Placer County is pleased with the abundant snowfall this season and encourages Lake Tahoe visitors and residents to enjoy the wide array of winter recreational activities available at the lake. The County is also reminding residents and visitors about winter safety. While this season's snowfall has brought excellent conditions for outdoor activities, it also serves as a reminder to take precautions.
- Snow Plows: Conventional snow plows push large amounts of snow onto road shoulders with great force. Anyone standing on or behind a snow berm, especially during limited visibility conditions, may not be visible to the plow operator and risks injury from the plow or the moving snow. Stay away from snow removal operations.
- Snow Berm Tunnels: Plow operators on the North Shore of Lake Tahoe have uncovered tunnels dug in snow. In addition to the suffocation danger posed by collapsing tunnels, people under several feet of snow in a berm tunnel can be injured by snow plows or other vehicles.
- Rotary Snow Removal Equipment: When rotary plows (also called snow blowers) are in operation, they hurl snow, ice, rocks and other debris at a high speed. While the "snow shower" from a rotary plow may look inviting, it is inherently dangerous and should be avoided. Also, by leaving a light on outside your residence, the plow driver is better able to place the blown snow.
- Large Snow Loads: Excessive amounts of snow piled on roofs can compromise the structural integrity of the building. The snow should be removed regularly. If there is difficulty in opening windows and doors in a building with a large amount of snow on the roof, it could mean the snow load it too high for the building.
- Carbon Monoxide: Carbon Monoxide is a clear, odorless deadly gas. A recent case of carbon monoxide poisoning on the North Shore is a reminder that residents and visitors should make sure vents, chimneys and flues are not blocked or clogged and that there are working carbon monoxide and smoke detectors in the building.

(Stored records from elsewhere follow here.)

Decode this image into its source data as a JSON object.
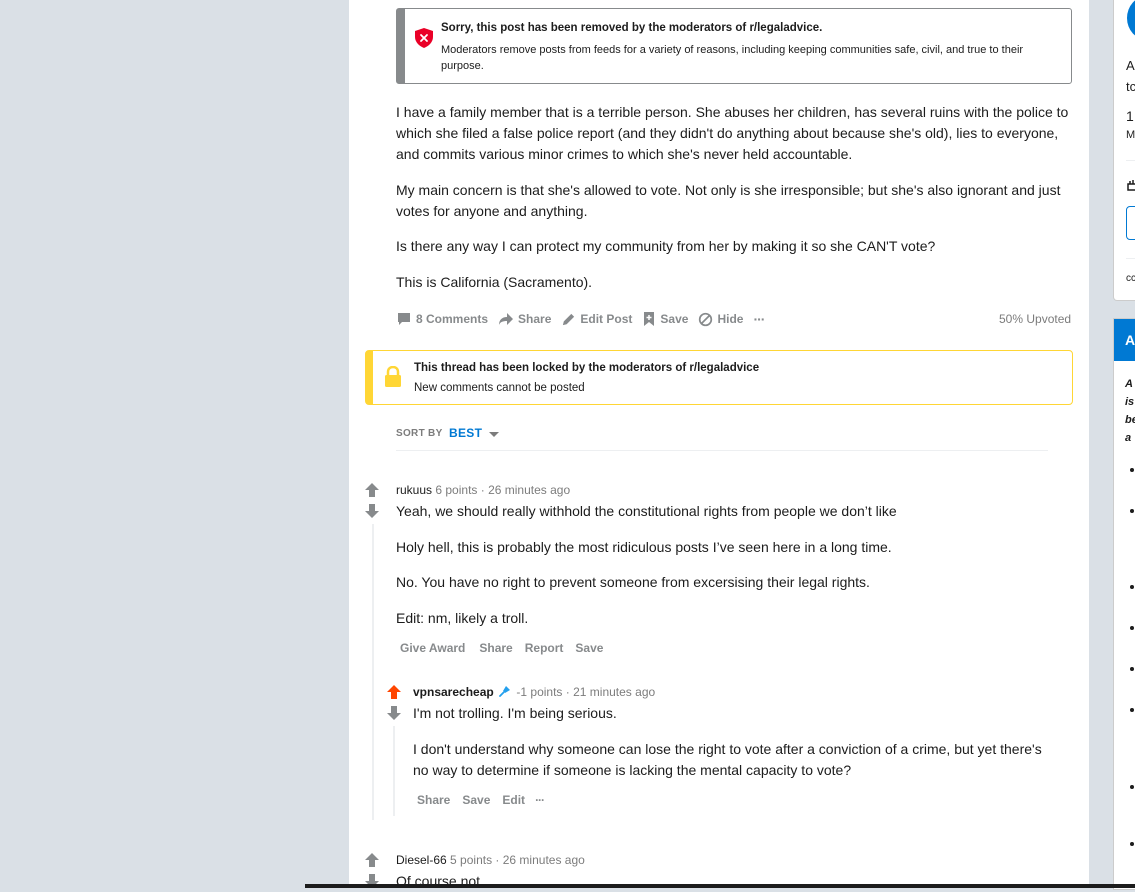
{
  "removed_notice": {
    "title": "Sorry, this post has been removed by the moderators of r/legaladvice.",
    "description": "Moderators remove posts from feeds for a variety of reasons, including keeping communities safe, civil, and true to their purpose."
  },
  "post": {
    "paragraphs": [
      "I have a family member that is a terrible person. She abuses her children, has several ruins with the police to which she filed a false police report (and they didn't do anything about because she's old), lies to everyone, and commits various minor crimes to which she's never held accountable.",
      "My main concern is that she's allowed to vote. Not only is she irresponsible; but she's also ignorant and just votes for anyone and anything.",
      "Is there any way I can protect my community from her by making it so she CAN'T vote?",
      "This is California (Sacramento)."
    ],
    "actions": {
      "comments": "8 Comments",
      "share": "Share",
      "edit": "Edit Post",
      "save": "Save",
      "hide": "Hide",
      "more": "···"
    },
    "upvoted": "50% Upvoted"
  },
  "locked_notice": {
    "title": "This thread has been locked by the moderators of r/legaladvice",
    "description": "New comments cannot be posted"
  },
  "sort": {
    "label": "SORT BY",
    "value": "BEST"
  },
  "comments": [
    {
      "author": "rukuus",
      "points": "6 points",
      "time": "· 26 minutes ago",
      "paragraphs": [
        "Yeah, we should really withhold the constitutional rights from people we don’t like",
        "Holy hell, this is probably the most ridiculous posts I’ve seen here in a long time.",
        "No. You have no right to prevent someone from excersising their legal rights.",
        "Edit: nm, likely a troll."
      ],
      "actions": [
        "Give Award",
        "Share",
        "Report",
        "Save"
      ]
    },
    {
      "author": "vpnsarecheap",
      "points": "-1 points",
      "time": "· 21 minutes ago",
      "paragraphs": [
        "I'm not trolling. I'm being serious.",
        "I don't understand why someone can lose the right to vote after a conviction of a crime, but yet there's no way to determine if someone is lacking the mental capacity to vote?"
      ],
      "actions": [
        "Share",
        "Save",
        "Edit",
        "···"
      ]
    },
    {
      "author": "Diesel-66",
      "points": "5 points",
      "time": "· 26 minutes ago",
      "paragraphs": [
        "Of course not"
      ]
    }
  ],
  "sidebar": {
    "card1": [
      "A",
      "tc",
      "1",
      "M",
      "cc"
    ],
    "card2_header": "A",
    "card2_lines": [
      "A",
      "is",
      "be",
      "a"
    ]
  },
  "colors": {
    "upvote_active": "#ff4500",
    "link_blue": "#0079d3",
    "removed_red": "#ea0027",
    "lock_yellow": "#ffd635"
  }
}
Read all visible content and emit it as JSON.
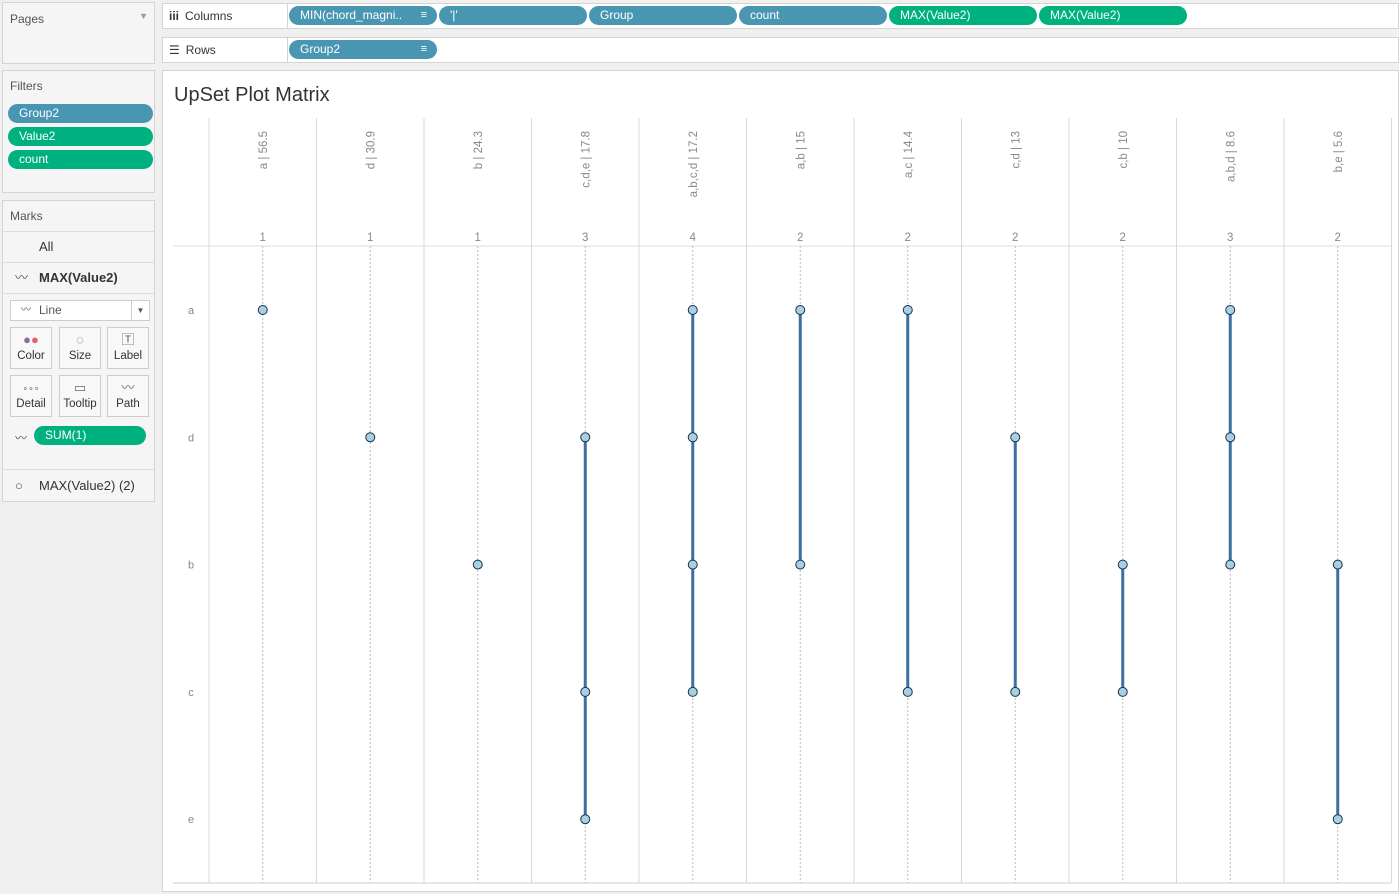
{
  "pages": {
    "title": "Pages"
  },
  "columns_shelf": {
    "label": "Columns",
    "pills": [
      {
        "text": "MIN(chord_magni..",
        "color": "#4996b2",
        "sort": true
      },
      {
        "text": "'|'",
        "color": "#4996b2",
        "sort": false
      },
      {
        "text": "Group",
        "color": "#4996b2",
        "sort": false
      },
      {
        "text": "count",
        "color": "#4996b2",
        "sort": false
      },
      {
        "text": "MAX(Value2)",
        "color": "#00b180",
        "sort": false
      },
      {
        "text": "MAX(Value2)",
        "color": "#00b180",
        "sort": false
      }
    ]
  },
  "rows_shelf": {
    "label": "Rows",
    "pills": [
      {
        "text": "Group2",
        "color": "#4996b2",
        "sort": true
      }
    ]
  },
  "filters": {
    "title": "Filters",
    "items": [
      {
        "text": "Group2",
        "color": "#4996b2"
      },
      {
        "text": "Value2",
        "color": "#00b180"
      },
      {
        "text": "count",
        "color": "#00b180"
      }
    ]
  },
  "marks": {
    "title": "Marks",
    "all": "All",
    "card1": "MAX(Value2)",
    "mark_type": "Line",
    "buttons": [
      "Color",
      "Size",
      "Label",
      "Detail",
      "Tooltip",
      "Path"
    ],
    "path_pill": "SUM(1)",
    "card2": "MAX(Value2) (2)"
  },
  "chart_data": {
    "type": "scatter",
    "title": "UpSet Plot Matrix",
    "row_labels": [
      "a",
      "d",
      "b",
      "c",
      "e"
    ],
    "columns": [
      {
        "set": "a",
        "value": "56.5",
        "count": "1",
        "members": [
          "a"
        ]
      },
      {
        "set": "d",
        "value": "30.9",
        "count": "1",
        "members": [
          "d"
        ]
      },
      {
        "set": "b",
        "value": "24.3",
        "count": "1",
        "members": [
          "b"
        ]
      },
      {
        "set": "c,d,e",
        "value": "17.8",
        "count": "3",
        "members": [
          "d",
          "c",
          "e"
        ]
      },
      {
        "set": "a,b,c,d",
        "value": "17.2",
        "count": "4",
        "members": [
          "a",
          "d",
          "b",
          "c"
        ]
      },
      {
        "set": "a,b",
        "value": "15",
        "count": "2",
        "members": [
          "a",
          "b"
        ]
      },
      {
        "set": "a,c",
        "value": "14.4",
        "count": "2",
        "members": [
          "a",
          "c"
        ]
      },
      {
        "set": "c,d",
        "value": "13",
        "count": "2",
        "members": [
          "d",
          "c"
        ]
      },
      {
        "set": "c,b",
        "value": "10",
        "count": "2",
        "members": [
          "b",
          "c"
        ]
      },
      {
        "set": "a,b,d",
        "value": "8.6",
        "count": "3",
        "members": [
          "a",
          "d",
          "b"
        ]
      },
      {
        "set": "b,e",
        "value": "5.6",
        "count": "2",
        "members": [
          "b",
          "e"
        ]
      }
    ],
    "line_color": "#3d6fa3",
    "dot_color": "#a6cfe8"
  }
}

- Unsafe Home Heating Methods: Placer County also reminds residents and visitors that the use of portable kerosene or gas heaters or charcoal briquettes for heating within an enclosed area is dangerous and should be avoided. If these methods are used, make certain that there is adequate ventilation. These methods create carbon monoxide.
- Electric Heaters: While electric space heaters can be used for heating small areas, they pose a fire danger when covered, knocked over or come in contact with flammable materials. Keep the area around them clear.
- Gas Lines: Regulators, meters and gas supply lines should be kept free of snow and ice. Use a broom to remove snow and ice. Shovels or other tools can cause damage.
- Ashes: Be careful with ashes. Don't put them in containers that can melt or burn. Unless they are completely cold, don't store ashes on decks, in dumpsters or in trash cans; they can start fires.
Placer County reminds residents and visitors alike that living or traveling in snow country isn't like living and traveling in California's valleys or along the coast. The snowfall and the cold weather that bring good skiing and other winter activities require a greater level of safety preparedness from visitors. Travel during winter storms can be unpredictable and should be done with caution.
- Check weather reports before traveling, and ensure that your vehicle is in good operating condition.
- Pack cold weather clothing and blankets and have a flashlight and food and water in your vehicle.
- Drive slowly and cautiously and make sure you have tire chains and that they fit the tires on the vehicle you're driving.
Have an emergency plan; tell someone where you are going and give them your itinerary.
Do not travel alone, if at all possible.
Keep your vehicle full of fuel and windshield washer fluid that does not freeze.
The abundance of winter recreation activities available in Placer County can be enjoyed with some awareness and a few easy precautions. Remember to allow additional time for travel during winter storms and realize that some roadways do close during severe weather. However, they are reopened as soon as road officials determine that travel is safe.